Search the records below for the word "JSON". Copy each line where it occurs.

| GIVEN INFORMATION |
....

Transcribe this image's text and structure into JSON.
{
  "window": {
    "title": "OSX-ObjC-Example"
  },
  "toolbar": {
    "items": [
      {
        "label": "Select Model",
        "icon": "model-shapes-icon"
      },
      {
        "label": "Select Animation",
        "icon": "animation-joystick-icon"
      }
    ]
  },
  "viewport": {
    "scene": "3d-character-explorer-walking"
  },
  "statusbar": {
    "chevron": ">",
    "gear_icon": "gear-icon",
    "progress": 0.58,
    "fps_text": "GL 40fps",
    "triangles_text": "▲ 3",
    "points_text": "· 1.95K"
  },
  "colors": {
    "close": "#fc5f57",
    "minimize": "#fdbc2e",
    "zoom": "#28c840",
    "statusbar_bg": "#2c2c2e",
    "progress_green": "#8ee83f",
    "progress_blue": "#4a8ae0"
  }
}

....

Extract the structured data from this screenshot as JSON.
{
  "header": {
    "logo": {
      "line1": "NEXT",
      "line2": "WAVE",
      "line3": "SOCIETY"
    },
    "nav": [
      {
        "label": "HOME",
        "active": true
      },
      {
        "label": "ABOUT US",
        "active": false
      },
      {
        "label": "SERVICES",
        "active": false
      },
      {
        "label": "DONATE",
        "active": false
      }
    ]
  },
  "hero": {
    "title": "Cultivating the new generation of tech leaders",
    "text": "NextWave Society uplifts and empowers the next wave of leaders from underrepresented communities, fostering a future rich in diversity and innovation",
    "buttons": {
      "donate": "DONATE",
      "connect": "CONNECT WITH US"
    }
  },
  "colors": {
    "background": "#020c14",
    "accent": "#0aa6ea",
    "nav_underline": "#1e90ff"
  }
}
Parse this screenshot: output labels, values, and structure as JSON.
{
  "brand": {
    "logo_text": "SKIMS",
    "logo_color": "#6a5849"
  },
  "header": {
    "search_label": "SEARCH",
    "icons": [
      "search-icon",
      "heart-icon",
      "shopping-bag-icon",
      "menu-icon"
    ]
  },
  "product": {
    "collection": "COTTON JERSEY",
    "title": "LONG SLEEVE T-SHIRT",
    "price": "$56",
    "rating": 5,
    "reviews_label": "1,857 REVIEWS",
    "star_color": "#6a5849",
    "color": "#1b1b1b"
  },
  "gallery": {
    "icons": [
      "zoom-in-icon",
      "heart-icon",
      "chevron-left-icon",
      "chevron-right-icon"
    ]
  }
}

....

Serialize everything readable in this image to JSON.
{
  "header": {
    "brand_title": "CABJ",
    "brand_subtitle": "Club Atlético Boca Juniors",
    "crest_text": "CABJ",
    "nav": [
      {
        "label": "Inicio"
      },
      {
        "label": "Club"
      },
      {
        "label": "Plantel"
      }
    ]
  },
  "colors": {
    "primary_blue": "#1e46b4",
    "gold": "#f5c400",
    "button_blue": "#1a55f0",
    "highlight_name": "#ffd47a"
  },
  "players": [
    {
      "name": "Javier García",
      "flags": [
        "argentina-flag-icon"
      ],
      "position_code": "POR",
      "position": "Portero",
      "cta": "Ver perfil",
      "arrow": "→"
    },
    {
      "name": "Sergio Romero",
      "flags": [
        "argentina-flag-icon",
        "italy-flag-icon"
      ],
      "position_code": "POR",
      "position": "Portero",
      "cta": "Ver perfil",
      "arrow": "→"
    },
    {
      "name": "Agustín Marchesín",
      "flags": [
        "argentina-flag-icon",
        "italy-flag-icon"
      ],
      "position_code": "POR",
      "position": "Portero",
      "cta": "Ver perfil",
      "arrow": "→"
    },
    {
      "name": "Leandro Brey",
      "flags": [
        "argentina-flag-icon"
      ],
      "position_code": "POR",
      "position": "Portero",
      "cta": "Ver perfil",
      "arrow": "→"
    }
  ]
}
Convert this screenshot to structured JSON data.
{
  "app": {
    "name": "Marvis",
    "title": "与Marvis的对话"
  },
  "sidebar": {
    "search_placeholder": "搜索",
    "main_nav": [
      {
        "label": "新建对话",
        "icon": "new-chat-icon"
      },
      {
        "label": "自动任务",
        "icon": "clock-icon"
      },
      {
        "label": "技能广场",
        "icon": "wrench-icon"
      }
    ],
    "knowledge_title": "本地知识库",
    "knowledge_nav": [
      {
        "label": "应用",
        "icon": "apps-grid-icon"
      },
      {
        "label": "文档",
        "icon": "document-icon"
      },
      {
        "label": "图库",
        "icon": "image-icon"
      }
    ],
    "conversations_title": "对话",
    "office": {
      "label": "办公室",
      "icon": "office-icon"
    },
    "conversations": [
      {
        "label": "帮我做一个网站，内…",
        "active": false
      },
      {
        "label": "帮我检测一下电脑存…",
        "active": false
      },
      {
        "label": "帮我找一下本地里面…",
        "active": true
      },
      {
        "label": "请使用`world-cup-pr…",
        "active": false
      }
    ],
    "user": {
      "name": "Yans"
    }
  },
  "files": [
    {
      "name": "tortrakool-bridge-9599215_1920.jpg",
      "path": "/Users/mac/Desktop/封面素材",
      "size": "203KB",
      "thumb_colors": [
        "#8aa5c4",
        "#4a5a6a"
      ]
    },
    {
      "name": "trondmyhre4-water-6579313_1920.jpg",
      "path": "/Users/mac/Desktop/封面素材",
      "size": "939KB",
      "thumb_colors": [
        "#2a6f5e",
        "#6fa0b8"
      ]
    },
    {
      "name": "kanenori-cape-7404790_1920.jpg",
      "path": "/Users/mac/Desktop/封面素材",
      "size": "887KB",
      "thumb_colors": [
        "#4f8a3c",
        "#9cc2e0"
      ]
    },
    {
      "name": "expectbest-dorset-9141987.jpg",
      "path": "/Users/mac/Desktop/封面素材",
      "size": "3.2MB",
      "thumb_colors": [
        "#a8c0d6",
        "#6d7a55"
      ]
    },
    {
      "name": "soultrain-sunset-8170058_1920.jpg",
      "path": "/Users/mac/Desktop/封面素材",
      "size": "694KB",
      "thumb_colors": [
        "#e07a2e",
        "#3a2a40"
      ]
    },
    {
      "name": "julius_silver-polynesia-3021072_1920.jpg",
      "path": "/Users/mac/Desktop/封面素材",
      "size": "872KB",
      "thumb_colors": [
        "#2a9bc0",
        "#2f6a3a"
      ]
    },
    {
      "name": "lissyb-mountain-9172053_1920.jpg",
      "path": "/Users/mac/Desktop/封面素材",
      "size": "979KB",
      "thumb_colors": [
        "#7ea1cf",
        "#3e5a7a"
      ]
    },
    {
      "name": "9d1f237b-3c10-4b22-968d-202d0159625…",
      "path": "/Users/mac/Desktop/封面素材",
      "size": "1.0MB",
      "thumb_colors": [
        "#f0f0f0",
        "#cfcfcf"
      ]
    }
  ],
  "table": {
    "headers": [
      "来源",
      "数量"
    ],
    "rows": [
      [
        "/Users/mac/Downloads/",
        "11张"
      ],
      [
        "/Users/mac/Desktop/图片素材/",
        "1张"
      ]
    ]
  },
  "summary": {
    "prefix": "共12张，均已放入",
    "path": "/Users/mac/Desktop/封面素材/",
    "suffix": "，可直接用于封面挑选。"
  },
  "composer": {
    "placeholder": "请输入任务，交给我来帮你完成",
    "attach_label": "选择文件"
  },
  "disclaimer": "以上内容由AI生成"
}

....

| YOUR RESPONSE |
Transcribe this image's text and structure into JSON.
Extract the structured data from this screenshot as JSON.
Parse this screenshot: output labels, values, and structure as JSON.
Serialize everything readable in this image to JSON.
Convert this screenshot to structured JSON data.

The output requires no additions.